We Christians believe that Christ is ever present; this resurrected Christ, therefore, requests us, not only to Peter, John or James, but to George, Joe, Paula, and all of us who accept him as our Lord, that we accept him —from Luke's text— in the boat of our life for He wants to rest by our side; He requests us to let him make use of us, to allow him to show us where He wants to guide our existence to, so we can become productive amid a society which every day is more far away and in need of God's Good News. The proposal is quite attractive, we need only to know how are we, and if we really wish, to manage to get rid of our fears, of our worries about what people may “say” or “think” and set a course for deeper waters, or what is equivalent, to horizons which may be farther away than those restricting our quotidian mediocrity of anguish and disappointments. «He who stumbles on his way, no matter how little he moves forward, always gets somewhat closer to the end of his journey; but he who runs out of his way, the more he runs the farther he gets from the end of his trip» (St. Thomas Aquinas).
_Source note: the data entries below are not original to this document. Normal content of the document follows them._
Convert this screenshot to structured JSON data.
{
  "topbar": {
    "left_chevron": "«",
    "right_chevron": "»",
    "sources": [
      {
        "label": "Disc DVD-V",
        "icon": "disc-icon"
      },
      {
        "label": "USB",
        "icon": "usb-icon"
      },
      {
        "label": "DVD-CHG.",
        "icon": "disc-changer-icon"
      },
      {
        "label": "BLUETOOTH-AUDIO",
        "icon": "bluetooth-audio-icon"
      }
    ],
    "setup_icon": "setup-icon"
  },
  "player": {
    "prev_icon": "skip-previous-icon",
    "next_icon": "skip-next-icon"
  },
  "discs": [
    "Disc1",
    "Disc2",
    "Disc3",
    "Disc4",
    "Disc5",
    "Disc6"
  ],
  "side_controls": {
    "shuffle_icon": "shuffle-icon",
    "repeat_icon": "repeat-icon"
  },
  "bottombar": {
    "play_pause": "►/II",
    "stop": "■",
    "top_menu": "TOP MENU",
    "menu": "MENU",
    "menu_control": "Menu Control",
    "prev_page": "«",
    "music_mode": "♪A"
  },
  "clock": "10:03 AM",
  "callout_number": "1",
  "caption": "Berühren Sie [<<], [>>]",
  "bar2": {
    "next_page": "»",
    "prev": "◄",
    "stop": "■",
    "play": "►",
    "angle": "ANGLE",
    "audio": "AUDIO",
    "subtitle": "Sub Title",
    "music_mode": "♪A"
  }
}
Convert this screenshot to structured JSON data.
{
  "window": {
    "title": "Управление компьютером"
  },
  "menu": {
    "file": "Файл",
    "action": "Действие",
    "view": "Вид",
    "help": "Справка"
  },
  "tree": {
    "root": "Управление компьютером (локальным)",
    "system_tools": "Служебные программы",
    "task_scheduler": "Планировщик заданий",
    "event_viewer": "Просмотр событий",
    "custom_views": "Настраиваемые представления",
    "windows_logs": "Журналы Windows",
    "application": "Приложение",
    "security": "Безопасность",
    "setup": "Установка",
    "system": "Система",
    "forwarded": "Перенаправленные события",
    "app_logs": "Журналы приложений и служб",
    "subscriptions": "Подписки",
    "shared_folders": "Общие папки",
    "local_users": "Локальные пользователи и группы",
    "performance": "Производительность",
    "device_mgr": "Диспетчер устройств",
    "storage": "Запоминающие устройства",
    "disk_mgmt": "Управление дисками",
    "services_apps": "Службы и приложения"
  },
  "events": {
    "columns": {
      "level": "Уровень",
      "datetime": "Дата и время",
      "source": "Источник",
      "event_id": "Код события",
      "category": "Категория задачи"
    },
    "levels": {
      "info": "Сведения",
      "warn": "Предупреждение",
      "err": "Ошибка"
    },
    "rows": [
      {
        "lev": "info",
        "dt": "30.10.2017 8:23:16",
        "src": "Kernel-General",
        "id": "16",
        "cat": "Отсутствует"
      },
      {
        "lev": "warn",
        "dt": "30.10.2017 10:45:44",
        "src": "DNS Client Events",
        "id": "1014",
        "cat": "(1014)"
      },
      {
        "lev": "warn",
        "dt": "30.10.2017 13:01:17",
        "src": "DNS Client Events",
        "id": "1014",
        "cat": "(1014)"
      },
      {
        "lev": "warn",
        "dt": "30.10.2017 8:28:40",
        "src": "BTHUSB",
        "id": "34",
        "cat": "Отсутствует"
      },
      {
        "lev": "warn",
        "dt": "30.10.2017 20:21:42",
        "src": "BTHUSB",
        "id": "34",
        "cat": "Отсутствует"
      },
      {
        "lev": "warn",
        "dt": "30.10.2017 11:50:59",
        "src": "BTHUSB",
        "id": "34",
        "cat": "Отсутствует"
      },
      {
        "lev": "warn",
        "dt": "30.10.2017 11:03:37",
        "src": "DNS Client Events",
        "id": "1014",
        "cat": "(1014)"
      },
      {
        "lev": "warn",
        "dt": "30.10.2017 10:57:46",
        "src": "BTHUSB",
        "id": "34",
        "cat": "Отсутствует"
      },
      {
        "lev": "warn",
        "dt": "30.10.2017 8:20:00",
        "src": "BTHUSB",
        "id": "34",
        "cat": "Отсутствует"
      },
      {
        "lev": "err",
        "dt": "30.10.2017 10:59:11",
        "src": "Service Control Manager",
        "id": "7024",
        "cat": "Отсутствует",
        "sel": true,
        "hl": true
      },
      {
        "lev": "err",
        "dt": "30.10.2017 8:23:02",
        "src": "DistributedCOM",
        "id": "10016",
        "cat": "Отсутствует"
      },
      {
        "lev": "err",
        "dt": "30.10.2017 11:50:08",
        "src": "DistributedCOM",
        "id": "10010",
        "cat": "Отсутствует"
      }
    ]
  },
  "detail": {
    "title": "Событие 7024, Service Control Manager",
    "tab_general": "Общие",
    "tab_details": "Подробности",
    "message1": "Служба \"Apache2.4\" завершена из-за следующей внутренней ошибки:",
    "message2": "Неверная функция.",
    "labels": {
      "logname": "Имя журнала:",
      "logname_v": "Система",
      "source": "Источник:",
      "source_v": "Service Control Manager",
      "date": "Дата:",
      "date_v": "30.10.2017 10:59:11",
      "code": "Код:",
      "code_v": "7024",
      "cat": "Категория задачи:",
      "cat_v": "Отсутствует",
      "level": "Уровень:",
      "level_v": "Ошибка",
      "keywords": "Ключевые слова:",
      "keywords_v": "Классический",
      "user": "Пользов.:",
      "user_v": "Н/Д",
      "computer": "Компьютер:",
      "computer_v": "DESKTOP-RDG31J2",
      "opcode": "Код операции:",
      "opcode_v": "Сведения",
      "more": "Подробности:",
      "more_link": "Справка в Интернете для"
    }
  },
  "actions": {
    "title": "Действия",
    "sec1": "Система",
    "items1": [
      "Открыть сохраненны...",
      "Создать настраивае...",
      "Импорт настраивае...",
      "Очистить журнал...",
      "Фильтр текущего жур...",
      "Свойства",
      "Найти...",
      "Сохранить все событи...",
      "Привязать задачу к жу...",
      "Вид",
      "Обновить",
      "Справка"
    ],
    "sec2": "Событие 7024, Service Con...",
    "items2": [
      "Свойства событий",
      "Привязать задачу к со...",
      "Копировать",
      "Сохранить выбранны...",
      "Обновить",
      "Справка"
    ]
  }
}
«Duc in altum»; «To pull out a little from the shore» (Lk 5:4): let us try not to rest by the shore of a world that lives by contemplating its navel! Our navigation through the seas of life has to take us towards the harbor on the promise land, the end of our course in this Heaven long waited for, which is a gift from the Father, but, indivisible too, the work of man —yours, mine— from the service to others in the Church's boat. Christ knows quite well the fishing grounds; it all depends upon us: or in our harbor of selfishness, or towards his horizons.